At the end of the study, 12% of the patients in the yoga group reported that they were completely headache free and had reduced their pill intake by almost half.
The study — which followed 114 patients for three months — was conducted at All India Institute of Medical Sciences (AIIMS) in New Delhi, India, reported CNN. Half of the patients were given just migraine medication and the other half were given medication in conjunction with a prescribed yoga sequence three days a week. At the end of the study, 12% of the patients in the yoga group reported that they were completely headache free and had reduced their pill intake by almost half, CNN reported. Patients in the yoga group also reported that the debilitating effects of migraine on their work and lives had been reduced by 37%.
In a fascinating and responsible fusion of techniques, yoga was not used as an alternative to medication in the study, but as an addition. “All too often we see Western versus Eastern or holistic medicine," Andrew Russo, a molecular physiology and biophysics professor at the University of Iowa, told CNN. This study is evidence that alternative and traditional medicine don’t have to compete. Instead, they can be combined to produce the best results for patients. “It's a fallacy to think yoga-type therapies and pill versions don't involve the same nervous system,” he added. As someone who has been saying for decades that you don’t have to choose between penicillin and pigeon pose, I feel very seen right now.
One of the main triggers of migraine is stress, and scientists think that yoga can help relieve migraine by reducing tension, reported CNN. The yoga prescribed to patients in the study wasn’t your average spandex and sweat core workout, though. The sequence that worked for migraine sufferers did include asana, or the physical postures that most of us associate with yoga, but it also included prayer, yoga nidra (guided deep relaxation), and pranayama breathing techniques. "The yoga that we know of is just the tip of the iceberg," study co-author Gautam Sharma, a cardiology professor at the Centre for Integrative Medicine and Research told CNN. Sharma described the benefits of yoga as “exercise plus.”

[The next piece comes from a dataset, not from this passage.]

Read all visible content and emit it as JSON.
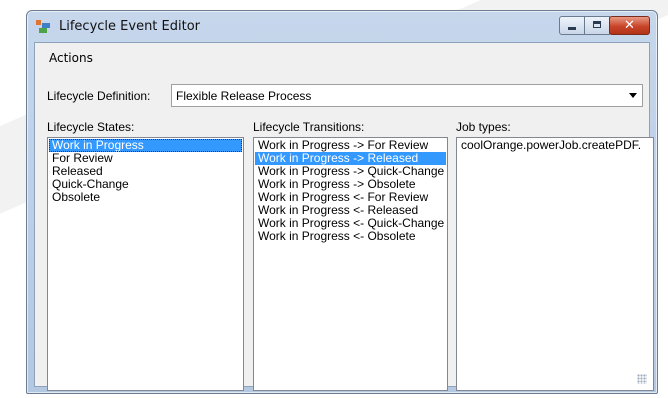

As someone who has been saying for decades that you don’t have to choose between penicillin and pigeon pose, I feel very seen right now.
Sharma said that he is hopeful that yoga can provide an inexpensive health boost and lead patients not just towards relief of terrible migraine symptoms, but also towards better overall health. “The more you practice, the deeper you go, the more benefit that you derive from yoga,” Sharma said.